- **ACTION ITEM**: Each record should be written out exactly as it stands.

--*--

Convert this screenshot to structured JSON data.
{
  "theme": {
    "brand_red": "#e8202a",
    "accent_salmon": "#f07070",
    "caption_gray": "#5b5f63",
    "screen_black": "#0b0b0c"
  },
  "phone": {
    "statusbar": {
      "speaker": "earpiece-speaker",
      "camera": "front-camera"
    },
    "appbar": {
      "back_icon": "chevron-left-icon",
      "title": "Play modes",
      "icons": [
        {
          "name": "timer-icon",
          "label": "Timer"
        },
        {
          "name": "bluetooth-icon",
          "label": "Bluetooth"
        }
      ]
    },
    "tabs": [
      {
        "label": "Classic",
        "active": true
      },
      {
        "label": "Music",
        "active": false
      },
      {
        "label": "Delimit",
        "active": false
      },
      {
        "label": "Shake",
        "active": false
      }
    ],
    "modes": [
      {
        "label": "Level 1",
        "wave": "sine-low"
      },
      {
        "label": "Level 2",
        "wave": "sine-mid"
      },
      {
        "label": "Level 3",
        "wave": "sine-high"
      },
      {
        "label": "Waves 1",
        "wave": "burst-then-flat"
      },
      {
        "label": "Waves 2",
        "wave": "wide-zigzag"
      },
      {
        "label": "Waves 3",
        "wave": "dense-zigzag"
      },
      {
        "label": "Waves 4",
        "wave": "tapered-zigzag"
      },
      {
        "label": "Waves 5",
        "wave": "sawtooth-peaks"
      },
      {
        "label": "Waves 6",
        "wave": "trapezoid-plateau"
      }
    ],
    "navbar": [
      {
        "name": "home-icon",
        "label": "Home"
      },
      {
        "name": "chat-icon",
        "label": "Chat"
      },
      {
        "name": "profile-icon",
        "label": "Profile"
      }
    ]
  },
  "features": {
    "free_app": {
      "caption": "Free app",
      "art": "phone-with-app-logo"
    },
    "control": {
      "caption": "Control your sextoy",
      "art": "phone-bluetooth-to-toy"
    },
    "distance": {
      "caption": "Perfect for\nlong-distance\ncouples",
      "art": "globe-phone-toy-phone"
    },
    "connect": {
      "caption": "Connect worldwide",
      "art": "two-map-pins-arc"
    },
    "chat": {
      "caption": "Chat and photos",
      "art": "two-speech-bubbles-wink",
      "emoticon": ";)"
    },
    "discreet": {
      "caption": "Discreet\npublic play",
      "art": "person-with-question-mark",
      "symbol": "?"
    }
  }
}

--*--

- **REPLY**:
Convert this screenshot to structured JSON data.
{
  "theme": {
    "brand_red": "#e8202a",
    "accent_salmon": "#f07070",
    "caption_gray": "#5b5f63",
    "screen_black": "#0b0b0c"
  },
  "phone": {
    "statusbar": {
      "speaker": "earpiece-speaker",
      "camera": "front-camera"
    },
    "appbar": {
      "back_icon": "chevron-left-icon",
      "title": "Play modes",
      "icons": [
        {
          "name": "timer-icon",
          "label": "Timer"
        },
        {
          "name": "bluetooth-icon",
          "label": "Bluetooth"
        }
      ]
    },
    "tabs": [
      {
        "label": "Classic",
        "active": true
      },
      {
        "label": "Music",
        "active": false
      },
      {
        "label": "Delimit",
        "active": false
      },
      {
        "label": "Shake",
        "active": false
      }
    ],
    "modes": [
      {
        "label": "Level 1",
        "wave": "sine-low"
      },
      {
        "label": "Level 2",
        "wave": "sine-mid"
      },
      {
        "label": "Level 3",
        "wave": "sine-high"
      },
      {
        "label": "Waves 1",
        "wave": "burst-then-flat"
      },
      {
        "label": "Waves 2",
        "wave": "wide-zigzag"
      },
      {
        "label": "Waves 3",
        "wave": "dense-zigzag"
      },
      {
        "label": "Waves 4",
        "wave": "tapered-zigzag"
      },
      {
        "label": "Waves 5",
        "wave": "sawtooth-peaks"
      },
      {
        "label": "Waves 6",
        "wave": "trapezoid-plateau"
      }
    ],
    "navbar": [
      {
        "name": "home-icon",
        "label": "Home"
      },
      {
        "name": "chat-icon",
        "label": "Chat"
      },
      {
        "name": "profile-icon",
        "label": "Profile"
      }
    ]
  },
  "features": {
    "free_app": {
      "caption": "Free app",
      "art": "phone-with-app-logo"
    },
    "control": {
      "caption": "Control your sextoy",
      "art": "phone-bluetooth-to-toy"
    },
    "distance": {
      "caption": "Perfect for\nlong-distance\ncouples",
      "art": "globe-phone-toy-phone"
    },
    "connect": {
      "caption": "Connect worldwide",
      "art": "two-map-pins-arc"
    },
    "chat": {
      "caption": "Chat and photos",
      "art": "two-speech-bubbles-wink",
      "emoticon": ";)"
    },
    "discreet": {
      "caption": "Discreet\npublic play",
      "art": "person-with-question-mark",
      "symbol": "?"
    }
  }
}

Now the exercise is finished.